What if I relapse?

Breaking free of addiction, many former addicts will tell you, is like struggling free from the jaws of a terrible beast. It is not an easy accomplishment. The teeth and claws of the monster dig themselves down into the deepest parts of your life — your mind and your soul.

Unfortunately, we never come out unscathed. The wounds that we inflicted in the battle with addiction, we carry along with us when we climb out of its lair and set foot on the path of sobriety.

The wounds of addiction heal over time. With the help of support groups, family and other loved ones, they act as easing balms over our pain. But it is possible for these wounds to open again if we are not careful, and the scent of blood will attract that old beast.

This is known as a “relapse.”

Know the difference between a “slip” and a “relapse”

There are two types of cases in which a recovered addict uses drugs or alcohol. Sometimes it is just a “slip,” but other times it is a “relapse.”

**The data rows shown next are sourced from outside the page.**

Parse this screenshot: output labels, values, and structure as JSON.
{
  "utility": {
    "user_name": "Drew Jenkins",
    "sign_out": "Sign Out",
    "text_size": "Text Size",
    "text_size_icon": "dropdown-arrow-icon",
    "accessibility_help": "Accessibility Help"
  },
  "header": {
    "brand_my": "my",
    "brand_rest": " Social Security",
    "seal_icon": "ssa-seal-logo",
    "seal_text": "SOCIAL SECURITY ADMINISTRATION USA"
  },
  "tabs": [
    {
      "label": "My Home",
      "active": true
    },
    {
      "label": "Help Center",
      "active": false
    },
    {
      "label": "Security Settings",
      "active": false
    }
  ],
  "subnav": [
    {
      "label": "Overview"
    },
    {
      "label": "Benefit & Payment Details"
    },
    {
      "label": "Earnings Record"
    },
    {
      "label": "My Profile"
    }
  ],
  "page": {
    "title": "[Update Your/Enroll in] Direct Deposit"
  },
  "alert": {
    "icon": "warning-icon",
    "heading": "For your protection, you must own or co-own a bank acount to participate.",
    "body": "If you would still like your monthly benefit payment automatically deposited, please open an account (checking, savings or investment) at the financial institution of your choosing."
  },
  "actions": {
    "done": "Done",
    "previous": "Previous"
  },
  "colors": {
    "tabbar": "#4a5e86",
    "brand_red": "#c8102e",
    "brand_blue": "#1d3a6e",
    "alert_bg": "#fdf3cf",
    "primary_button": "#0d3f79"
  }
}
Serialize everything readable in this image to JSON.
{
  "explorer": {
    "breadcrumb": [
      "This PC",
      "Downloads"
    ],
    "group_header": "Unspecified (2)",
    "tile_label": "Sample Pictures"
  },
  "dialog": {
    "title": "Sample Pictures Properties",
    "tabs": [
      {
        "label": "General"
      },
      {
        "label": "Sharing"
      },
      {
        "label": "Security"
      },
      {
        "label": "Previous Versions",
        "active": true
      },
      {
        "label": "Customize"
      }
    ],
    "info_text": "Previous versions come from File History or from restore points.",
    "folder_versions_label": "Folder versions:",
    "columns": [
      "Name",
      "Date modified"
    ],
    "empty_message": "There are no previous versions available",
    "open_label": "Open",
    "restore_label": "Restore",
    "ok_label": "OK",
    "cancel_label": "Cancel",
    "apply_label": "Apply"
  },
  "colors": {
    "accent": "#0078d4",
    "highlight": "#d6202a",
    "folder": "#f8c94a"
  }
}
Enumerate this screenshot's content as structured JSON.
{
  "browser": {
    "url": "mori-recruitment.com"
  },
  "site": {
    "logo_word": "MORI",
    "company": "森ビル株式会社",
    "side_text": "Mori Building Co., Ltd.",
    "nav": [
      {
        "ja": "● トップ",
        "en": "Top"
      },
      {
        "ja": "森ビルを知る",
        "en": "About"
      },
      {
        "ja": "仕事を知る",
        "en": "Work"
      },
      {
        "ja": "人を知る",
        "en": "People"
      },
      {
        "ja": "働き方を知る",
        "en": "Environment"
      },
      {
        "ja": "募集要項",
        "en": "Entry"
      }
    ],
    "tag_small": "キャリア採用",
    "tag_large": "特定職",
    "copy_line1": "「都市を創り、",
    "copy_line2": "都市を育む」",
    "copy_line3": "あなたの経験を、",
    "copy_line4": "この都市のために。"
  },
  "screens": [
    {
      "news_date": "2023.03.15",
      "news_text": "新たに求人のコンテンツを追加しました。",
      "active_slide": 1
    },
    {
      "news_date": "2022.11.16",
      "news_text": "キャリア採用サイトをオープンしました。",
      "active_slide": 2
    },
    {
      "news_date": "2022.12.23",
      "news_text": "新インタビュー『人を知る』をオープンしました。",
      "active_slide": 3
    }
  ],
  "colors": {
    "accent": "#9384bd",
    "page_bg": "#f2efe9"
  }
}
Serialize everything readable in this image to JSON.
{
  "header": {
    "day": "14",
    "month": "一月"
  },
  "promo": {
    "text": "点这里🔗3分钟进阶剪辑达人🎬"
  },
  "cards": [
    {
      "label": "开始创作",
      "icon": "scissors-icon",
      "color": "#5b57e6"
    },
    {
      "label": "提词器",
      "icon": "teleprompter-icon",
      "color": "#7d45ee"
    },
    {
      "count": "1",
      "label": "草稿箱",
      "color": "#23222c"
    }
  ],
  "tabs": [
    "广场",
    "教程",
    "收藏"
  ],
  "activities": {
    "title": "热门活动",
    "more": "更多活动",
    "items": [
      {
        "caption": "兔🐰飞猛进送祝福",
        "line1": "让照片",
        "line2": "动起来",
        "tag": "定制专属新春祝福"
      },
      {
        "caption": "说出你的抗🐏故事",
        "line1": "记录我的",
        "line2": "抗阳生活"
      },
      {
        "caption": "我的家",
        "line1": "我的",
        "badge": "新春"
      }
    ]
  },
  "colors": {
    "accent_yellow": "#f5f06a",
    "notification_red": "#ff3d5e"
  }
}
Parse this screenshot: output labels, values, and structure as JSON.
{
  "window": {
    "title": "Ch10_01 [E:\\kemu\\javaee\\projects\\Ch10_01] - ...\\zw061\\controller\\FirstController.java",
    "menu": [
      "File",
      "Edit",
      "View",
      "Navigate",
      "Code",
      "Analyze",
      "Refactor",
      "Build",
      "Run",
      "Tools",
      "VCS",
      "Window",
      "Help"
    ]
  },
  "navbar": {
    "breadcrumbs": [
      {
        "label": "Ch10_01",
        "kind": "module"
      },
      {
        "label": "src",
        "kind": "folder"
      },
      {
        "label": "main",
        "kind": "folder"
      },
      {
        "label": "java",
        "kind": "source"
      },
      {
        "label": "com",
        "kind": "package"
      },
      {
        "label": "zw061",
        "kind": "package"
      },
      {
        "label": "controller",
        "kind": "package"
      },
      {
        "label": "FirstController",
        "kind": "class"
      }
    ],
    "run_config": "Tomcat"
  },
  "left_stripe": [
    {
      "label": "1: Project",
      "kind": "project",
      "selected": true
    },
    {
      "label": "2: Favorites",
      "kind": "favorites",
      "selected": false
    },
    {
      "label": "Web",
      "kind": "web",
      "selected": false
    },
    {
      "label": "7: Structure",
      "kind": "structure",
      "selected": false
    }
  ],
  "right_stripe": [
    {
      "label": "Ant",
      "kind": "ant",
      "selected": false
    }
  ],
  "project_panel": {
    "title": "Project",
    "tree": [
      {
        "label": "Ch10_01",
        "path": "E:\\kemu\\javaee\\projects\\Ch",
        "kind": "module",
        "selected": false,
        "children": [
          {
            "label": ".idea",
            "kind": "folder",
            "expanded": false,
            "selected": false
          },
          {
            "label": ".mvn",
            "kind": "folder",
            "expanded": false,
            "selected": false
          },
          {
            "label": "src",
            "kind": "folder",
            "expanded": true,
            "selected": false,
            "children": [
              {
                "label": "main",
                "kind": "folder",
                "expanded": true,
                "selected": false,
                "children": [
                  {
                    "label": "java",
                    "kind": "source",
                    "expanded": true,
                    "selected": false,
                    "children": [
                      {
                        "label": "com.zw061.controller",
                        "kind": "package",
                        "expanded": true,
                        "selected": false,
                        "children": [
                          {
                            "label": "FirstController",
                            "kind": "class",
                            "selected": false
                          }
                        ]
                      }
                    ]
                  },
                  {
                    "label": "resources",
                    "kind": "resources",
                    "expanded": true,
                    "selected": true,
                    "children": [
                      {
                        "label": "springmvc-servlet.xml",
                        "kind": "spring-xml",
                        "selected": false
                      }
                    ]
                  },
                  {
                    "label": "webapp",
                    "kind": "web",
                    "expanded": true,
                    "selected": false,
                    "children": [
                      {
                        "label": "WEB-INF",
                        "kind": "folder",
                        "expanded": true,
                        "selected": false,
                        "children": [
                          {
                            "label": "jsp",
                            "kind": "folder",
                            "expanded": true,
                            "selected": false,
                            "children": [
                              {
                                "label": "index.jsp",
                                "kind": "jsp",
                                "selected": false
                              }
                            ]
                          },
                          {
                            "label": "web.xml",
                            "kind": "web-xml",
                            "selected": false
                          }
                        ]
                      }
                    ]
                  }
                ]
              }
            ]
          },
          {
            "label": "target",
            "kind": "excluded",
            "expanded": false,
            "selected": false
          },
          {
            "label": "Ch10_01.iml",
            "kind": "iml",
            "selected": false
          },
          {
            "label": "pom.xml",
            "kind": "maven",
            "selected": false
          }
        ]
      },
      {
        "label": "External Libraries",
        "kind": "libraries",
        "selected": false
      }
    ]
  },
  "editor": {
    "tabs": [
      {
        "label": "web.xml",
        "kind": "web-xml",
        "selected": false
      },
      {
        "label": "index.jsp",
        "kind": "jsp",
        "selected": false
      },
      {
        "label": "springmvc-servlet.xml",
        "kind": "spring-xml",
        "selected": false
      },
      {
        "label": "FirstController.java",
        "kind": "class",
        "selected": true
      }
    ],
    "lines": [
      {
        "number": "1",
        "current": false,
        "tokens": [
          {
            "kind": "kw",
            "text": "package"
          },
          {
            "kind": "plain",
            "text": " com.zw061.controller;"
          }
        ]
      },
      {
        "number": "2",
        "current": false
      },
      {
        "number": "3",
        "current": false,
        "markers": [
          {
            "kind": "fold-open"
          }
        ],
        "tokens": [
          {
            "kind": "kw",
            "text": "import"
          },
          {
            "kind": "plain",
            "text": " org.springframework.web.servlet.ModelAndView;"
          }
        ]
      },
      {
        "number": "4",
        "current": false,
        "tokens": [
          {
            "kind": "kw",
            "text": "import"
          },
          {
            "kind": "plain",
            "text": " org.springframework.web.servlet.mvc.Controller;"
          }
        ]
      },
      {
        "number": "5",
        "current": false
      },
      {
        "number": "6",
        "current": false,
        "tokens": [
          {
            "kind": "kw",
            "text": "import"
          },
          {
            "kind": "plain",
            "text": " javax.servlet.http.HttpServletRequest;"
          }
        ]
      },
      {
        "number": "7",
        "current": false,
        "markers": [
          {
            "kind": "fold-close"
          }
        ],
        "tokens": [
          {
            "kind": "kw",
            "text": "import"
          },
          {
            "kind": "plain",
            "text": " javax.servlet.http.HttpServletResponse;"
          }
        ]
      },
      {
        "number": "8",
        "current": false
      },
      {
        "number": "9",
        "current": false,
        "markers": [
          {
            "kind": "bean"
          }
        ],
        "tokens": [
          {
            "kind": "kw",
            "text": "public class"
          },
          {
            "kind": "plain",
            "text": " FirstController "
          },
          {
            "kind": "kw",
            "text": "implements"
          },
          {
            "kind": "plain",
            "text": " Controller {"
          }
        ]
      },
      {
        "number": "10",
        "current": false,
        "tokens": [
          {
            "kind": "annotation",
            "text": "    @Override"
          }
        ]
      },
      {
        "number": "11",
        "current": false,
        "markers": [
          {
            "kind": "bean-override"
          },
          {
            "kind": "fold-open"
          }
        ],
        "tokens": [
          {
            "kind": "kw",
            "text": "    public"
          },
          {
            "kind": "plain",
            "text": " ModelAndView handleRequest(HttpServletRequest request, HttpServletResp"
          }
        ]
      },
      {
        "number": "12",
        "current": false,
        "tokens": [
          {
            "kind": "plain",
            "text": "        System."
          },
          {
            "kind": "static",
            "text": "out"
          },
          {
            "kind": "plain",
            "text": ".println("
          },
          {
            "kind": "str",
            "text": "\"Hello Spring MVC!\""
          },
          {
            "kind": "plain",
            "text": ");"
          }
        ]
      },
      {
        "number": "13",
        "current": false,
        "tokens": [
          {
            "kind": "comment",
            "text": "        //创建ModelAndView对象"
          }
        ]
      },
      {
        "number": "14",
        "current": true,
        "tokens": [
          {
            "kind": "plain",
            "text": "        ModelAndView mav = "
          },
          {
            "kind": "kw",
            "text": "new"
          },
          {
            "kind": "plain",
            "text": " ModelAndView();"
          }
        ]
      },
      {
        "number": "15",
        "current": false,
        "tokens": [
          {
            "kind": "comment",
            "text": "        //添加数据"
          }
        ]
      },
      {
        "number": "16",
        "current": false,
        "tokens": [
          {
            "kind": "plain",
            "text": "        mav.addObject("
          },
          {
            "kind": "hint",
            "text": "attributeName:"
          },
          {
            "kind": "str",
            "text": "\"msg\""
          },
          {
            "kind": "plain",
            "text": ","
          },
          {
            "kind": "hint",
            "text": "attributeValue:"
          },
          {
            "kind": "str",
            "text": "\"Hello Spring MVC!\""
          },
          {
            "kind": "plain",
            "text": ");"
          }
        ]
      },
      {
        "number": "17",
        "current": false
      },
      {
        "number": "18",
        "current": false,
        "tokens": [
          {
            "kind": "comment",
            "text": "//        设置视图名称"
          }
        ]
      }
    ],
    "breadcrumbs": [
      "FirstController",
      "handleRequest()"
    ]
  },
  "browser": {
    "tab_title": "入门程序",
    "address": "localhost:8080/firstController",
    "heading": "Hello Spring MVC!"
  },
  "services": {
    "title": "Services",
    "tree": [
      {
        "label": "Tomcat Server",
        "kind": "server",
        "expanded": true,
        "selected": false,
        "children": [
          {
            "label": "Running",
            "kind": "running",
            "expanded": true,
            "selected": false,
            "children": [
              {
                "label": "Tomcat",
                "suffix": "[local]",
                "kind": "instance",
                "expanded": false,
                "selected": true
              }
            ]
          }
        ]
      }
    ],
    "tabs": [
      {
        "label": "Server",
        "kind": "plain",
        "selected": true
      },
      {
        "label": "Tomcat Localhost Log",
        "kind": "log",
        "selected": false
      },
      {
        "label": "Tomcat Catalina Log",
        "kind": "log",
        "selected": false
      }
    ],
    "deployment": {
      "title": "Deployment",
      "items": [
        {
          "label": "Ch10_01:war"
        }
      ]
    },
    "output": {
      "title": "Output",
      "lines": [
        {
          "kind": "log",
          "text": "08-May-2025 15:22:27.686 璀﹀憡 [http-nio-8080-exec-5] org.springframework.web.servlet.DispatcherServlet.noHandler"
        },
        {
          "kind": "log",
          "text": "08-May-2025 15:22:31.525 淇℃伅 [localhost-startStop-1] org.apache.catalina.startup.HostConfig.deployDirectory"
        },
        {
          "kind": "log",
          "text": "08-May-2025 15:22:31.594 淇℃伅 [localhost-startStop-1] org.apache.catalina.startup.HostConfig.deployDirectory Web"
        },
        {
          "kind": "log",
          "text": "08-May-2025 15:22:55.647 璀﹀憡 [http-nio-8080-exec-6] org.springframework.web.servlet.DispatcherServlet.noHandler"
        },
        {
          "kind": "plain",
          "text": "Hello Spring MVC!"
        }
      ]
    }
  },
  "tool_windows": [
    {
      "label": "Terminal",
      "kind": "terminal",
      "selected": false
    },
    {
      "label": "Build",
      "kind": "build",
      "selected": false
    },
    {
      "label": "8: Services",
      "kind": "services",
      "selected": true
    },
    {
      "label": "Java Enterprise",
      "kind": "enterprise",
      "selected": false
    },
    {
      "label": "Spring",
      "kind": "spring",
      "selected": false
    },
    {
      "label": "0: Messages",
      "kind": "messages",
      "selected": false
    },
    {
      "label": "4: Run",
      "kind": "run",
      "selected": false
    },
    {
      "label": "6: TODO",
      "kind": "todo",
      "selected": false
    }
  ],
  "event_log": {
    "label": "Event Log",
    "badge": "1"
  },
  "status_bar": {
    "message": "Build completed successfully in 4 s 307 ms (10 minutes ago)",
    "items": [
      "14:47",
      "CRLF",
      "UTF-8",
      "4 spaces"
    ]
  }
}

One slip a relapse does not make

A “slip” is just a singular event, a one-time instance of drug or alcohol abuse. Having a slip does not necessarily mean that the person has renounced everything that was gained during recovery and returned full-fledged to their addiction. The patient is also still responsible for maintaining the principles and practices of their program. The patient should be able to move on from their fleeting indulgence in their former addiction and resume their sober, recovered lifestyle.

A relapse means all-in

However, a relapse means that the patient has returned to a full consumption of drugs, alcohol, or their addictive behavior, after a period of abstinence. Usually, the patient has no intention of returning to or maintaining their old guidelines of their addiction program. It is possible for a patient to relapse multiple times. This means that they alternate between periods of heavy drug/alcohol use and periods of sobriety.

Relapse does not mean failure

It needs to be stressed that a slip, or even a relapse, does not mean that the patient has failed. A relapse is not inevitable, but if it occurs, it should not be seen as a cessation of all recovery, but a natural part of recovery. Relapse is just part of the reality of being an addict. According to Psychology Today, as many as 90 percent of recovering addicts experience a relapse, a slip, or some other form of interference in their sobriety.

If the patient experiences a relapse, they are not done for. Hope is far from lost.

The finest drug addiction treatment program cannot perfectly eliminate a relapsing from happening. Remember that the wounds of the beast’s teeth and claws aren’t just a metaphor — the physiological aftermath an addiction has on the brain is very real. After years of damage done by an addictive substance to the brain deteriorates the self-control system, which makes it very hard to resist the overwhelming triggers and sensations during a sober period.

 

Things to remember if you relapse …

If you experience a slip or a relapse, there are several things you should consider before taking further action, such as returning to a treatment center.

The only true failure in your life is giving up, and this includes recovery. After a slip-up or a relapse, you might feel guilty or ashamed. Do not let these negative feelings motivate you to further the cycle of your addiction. Take alternative steps to deal with these emotions and move on from this minor setback.

Instead of feeling guilty and self-pity for your mistake, you can use this temporary setback as extra motivation to double down on your commitment to being sober. Now that you’ve experienced your addiction again, you are reminded of how much you regret and despise it, and that makes it much easier to avoid from now on.

You are not back to “day one”

For someone who has had a slip or a relapse, they may feel as if all of their progress made in treatment and abstinence in their daily life has gone to waste, that they’ve gone all the way back to “day one.” This is hardly the case. You cannot take away the experiences and lessons you learned in treatment and support groups — you can very easily “catch up” to the state of sobriety that took you longer to reach before. The individual who has been sober for several days can feel a stronger sense of sobriety than even someone who has been abstinent for years.

Returning to treatment

The return of an addiction might be so strong that you don’t have the ability to overcome it again on your own. If you have returned full-fledged into your addiction, you may need to return to an addiction treatment center.

What should I do if someone close to me relapses?

It is most important to realize that this is the addict’s battle. You can give them all the emotional, fiscal and psychological support you can, but in the end, take the burden off of yourself, because it is the addict’s final responsibility. Recovery is up to the addict. No one else can make choices for them.

Remember to stand firm. If someone you know is an addict and they have relapsed, show sympathy, but also hold them accountable.

Encourage the addict. Keep reminding them of the original recovery plan, and refer them to their doctors and counselors. Also be sure to take care of yourself, so you can give the best help to them. If you can set a good example of healthy living and the addict sees it, it will encourage them more to adopt your same lifestyle.

Be supportive and optimistic. Keep alcohol, drugs, or whichever substance/behavior of the addict, out of the house. Relapse certainly wasn’t the result that you were looking for, but it doesn’t spell the end of their recovery. As long as you can return your loved one to treatment, you can both be on the path to a peaceful, happy, drug-free life.